You will likely be given a pre-emptive antibiotic. Try to get Bactrim. If they insist on Baytril, be sure you have probiotics as well to give. Baytril can affect appetite.
There is one exception to this rule, and that is if your pig develops consistent, persistent harsh breathing after surgery.
Inhalant anaesthetics are acrid, and can sting and dry the nasal passages and bronchii. Most pigs wheeze for a little bit after coming up out of anaesthesia. This is usually transient and passes quickly. If, however, your pig continues to labor to breathe, has wheezy, crackly breathing for longer than the night after surgery, or his or her breathing sounds "harsh" to the vet using a stethoscope, Baytril may be needed.
Guinea pigs' lungs secrete a thick, tacky mucus under anaesthesia. Some vets administer a dose of atropine preop to reduce this secretion. Especially if your pig's surgery takes a while, or if the vet encounters complications that extend the period of time your pig is under anaesthesia, ask your vet about it and watch for this complication. It's not particularly common, but the chances of occurrence go up the longer the surgery takes and the longer the pig is under anaesthesia. Ask before you leave and save your pig and you an unnecessary trip back to the vet.
Many surgeries require an incision on the pig's abdomen. Since they lay on their abdomens, and urinate and defecate near them, it's critically important to keep the area of the incision clean. Vets generally don't use gauze or bandages to cover an incision; they heal better if kept clean but left open to the air.
Make sure the area under your pig is changed out AT LEAST twice a day during the first few days postoperatively, when the pig is moving the least and the chances of infection are highest. Clean white towels or fleece is best to use for the first few days postop.
Make sure your pig is kept warm, but NOT TOO WARM. Guinea pigs have fur and do not sweat. They do not need to be kept as warm postoperatively as a human does. If you use something like a SnuggleSafe disc for additional warmth (especially in cold weather), be sure your pig can move off of it if he needs or wants to.
Make sure your piggy has a hide box, tent or similar to get under. A towel securely clipped over one corner or side of the cage will do. Guinea pigs are prey animals and will feel the need strongly to hide if they instinctively know they cannot evade a predator.
At first, your piggy probably won't want to drink.
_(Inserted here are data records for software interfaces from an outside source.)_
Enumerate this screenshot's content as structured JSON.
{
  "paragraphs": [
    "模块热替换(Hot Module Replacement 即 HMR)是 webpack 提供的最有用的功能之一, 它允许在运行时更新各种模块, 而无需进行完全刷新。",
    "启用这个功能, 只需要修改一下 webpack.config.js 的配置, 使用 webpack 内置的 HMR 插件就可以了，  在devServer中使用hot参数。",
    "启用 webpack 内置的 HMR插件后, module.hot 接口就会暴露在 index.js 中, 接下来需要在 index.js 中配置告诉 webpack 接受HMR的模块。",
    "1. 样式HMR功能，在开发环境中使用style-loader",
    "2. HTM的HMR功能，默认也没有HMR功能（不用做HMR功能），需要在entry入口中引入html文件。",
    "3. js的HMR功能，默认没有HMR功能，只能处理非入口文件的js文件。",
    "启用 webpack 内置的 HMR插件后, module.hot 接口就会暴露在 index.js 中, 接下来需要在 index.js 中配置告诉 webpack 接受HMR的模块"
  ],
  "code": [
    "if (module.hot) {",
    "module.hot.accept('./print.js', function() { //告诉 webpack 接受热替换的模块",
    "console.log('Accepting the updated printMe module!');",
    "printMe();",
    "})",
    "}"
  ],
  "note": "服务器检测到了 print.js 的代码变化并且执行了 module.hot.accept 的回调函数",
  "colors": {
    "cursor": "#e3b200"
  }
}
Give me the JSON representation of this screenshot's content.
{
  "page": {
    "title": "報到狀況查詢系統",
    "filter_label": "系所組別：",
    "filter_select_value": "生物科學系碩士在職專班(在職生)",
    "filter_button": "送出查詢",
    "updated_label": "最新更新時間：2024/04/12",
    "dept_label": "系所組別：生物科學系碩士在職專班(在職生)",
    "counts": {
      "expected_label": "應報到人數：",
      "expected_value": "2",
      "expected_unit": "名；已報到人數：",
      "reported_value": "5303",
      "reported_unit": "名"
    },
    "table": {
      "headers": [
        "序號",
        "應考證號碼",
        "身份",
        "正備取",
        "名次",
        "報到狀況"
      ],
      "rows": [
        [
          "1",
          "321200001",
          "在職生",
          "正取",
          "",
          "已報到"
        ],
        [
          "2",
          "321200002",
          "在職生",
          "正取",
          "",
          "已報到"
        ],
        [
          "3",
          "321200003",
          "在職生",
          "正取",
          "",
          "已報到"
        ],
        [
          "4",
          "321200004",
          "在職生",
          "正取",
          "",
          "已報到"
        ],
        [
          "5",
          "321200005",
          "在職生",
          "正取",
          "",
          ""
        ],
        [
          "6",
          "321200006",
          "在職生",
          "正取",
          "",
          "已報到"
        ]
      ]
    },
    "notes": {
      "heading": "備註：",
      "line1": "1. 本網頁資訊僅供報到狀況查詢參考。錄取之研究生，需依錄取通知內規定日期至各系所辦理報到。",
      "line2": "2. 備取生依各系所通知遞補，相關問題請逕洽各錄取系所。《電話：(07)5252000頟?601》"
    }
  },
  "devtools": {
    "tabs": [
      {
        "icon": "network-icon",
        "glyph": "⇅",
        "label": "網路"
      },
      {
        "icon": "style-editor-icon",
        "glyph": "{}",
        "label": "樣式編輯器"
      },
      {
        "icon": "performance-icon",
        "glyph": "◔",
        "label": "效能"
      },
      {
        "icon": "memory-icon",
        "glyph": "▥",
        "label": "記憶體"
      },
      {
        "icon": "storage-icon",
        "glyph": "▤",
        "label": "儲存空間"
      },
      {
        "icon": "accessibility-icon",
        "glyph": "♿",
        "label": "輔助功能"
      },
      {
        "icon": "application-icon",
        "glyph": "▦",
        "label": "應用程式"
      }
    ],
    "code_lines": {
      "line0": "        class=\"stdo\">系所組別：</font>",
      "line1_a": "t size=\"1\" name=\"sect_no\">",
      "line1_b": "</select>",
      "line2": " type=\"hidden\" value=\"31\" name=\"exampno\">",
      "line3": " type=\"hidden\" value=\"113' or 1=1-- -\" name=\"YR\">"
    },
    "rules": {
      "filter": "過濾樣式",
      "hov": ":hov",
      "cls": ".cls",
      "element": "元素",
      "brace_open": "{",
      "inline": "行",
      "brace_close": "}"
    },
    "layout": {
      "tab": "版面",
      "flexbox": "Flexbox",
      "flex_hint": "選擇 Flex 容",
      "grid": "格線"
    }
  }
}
Get some unflavored Pedialyte and ask the vet for a 6 or 10cc oral syringe. Be prepared to OFFER this to your pig, but don't force it (like the food, if necessary), however. Fluids are much easier to accidentally aspirate. Most pigs like Pedialyte and will drink it readily from a syringe.
If your piggy is still not drinking and is not getting sufficient hydration from handfeeding, water by syringe or Pedialyte by syringe, then take him or her back to the vet for subcutaneous fluids. Dehydration is disproportionately harder on a cavy than on a dog, cat or human; they feel, and are, in much worse shape when dehydrated. The flip side of this coin is that once they receive fluids, they feel and act vastly better. Sometimes a bolus of subcutaneous fluids, or water or Pedialyte offered via syringe, can help them to turn the corner toward quick and steady improvement.
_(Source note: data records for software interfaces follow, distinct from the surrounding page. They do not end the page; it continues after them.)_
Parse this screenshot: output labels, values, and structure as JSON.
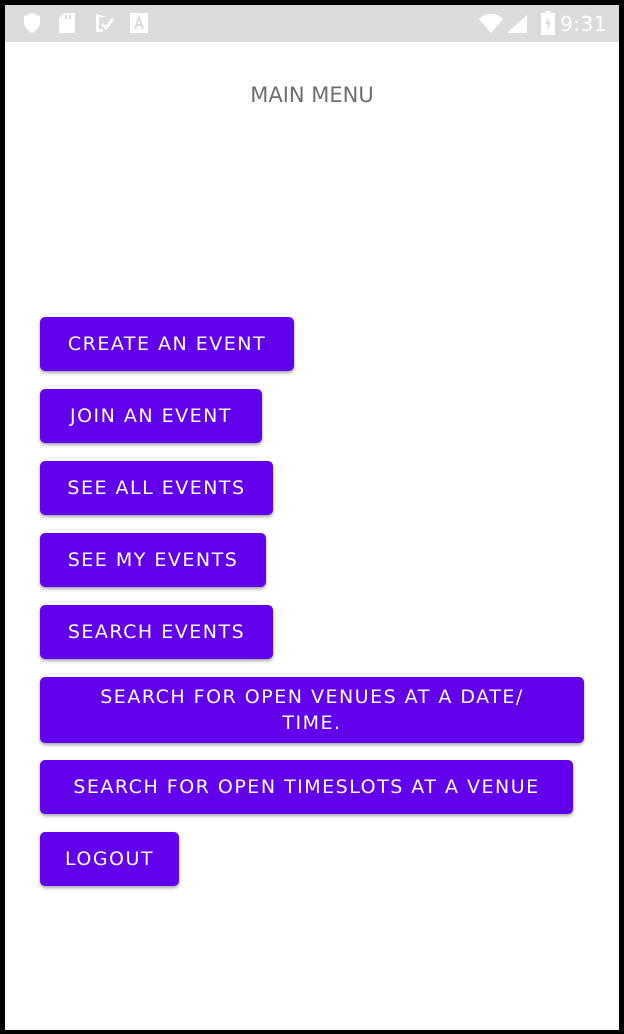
{
  "status_bar": {
    "time": "9:31",
    "left_icons": [
      "shield-icon",
      "sd-card-icon",
      "download-check-icon",
      "text-a-icon"
    ],
    "right_icons": [
      "wifi-icon",
      "cell-signal-icon",
      "battery-charging-icon"
    ],
    "background": "#dcdcdc"
  },
  "header": {
    "title": "MAIN MENU"
  },
  "menu": {
    "button_color": "#6200ee",
    "items": [
      {
        "label": "CREATE AN EVENT"
      },
      {
        "label": "JOIN AN EVENT"
      },
      {
        "label": "SEE ALL EVENTS"
      },
      {
        "label": "SEE MY EVENTS"
      },
      {
        "label": "SEARCH EVENTS"
      },
      {
        "label": "SEARCH FOR OPEN VENUES AT A DATE/ TIME."
      },
      {
        "label": "SEARCH FOR OPEN TIMESLOTS AT A VENUE"
      },
      {
        "label": "LOGOUT"
      }
    ]
  }
}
DON'T GIVE UP!!
Many, many pigs go straight downhill after they get home from the vet, and after 24, 48, 60 or more hours of intensive care, sleep lost to hand feeding, worry and stress, you will be at the end of your rope. That’s exactly when you DON’T want to give up. Guinea pigs can take you to your very last nerve postoperatively, and just when you think there isn’t one ... more ... thing you can do, THEN they turn the corner and get better, sometimes very quickly and often very dramatically. DON’T give up. Keep going and doing what you need to do to help them through the recovery period. It will be well, well worth it, for your cavy and for you.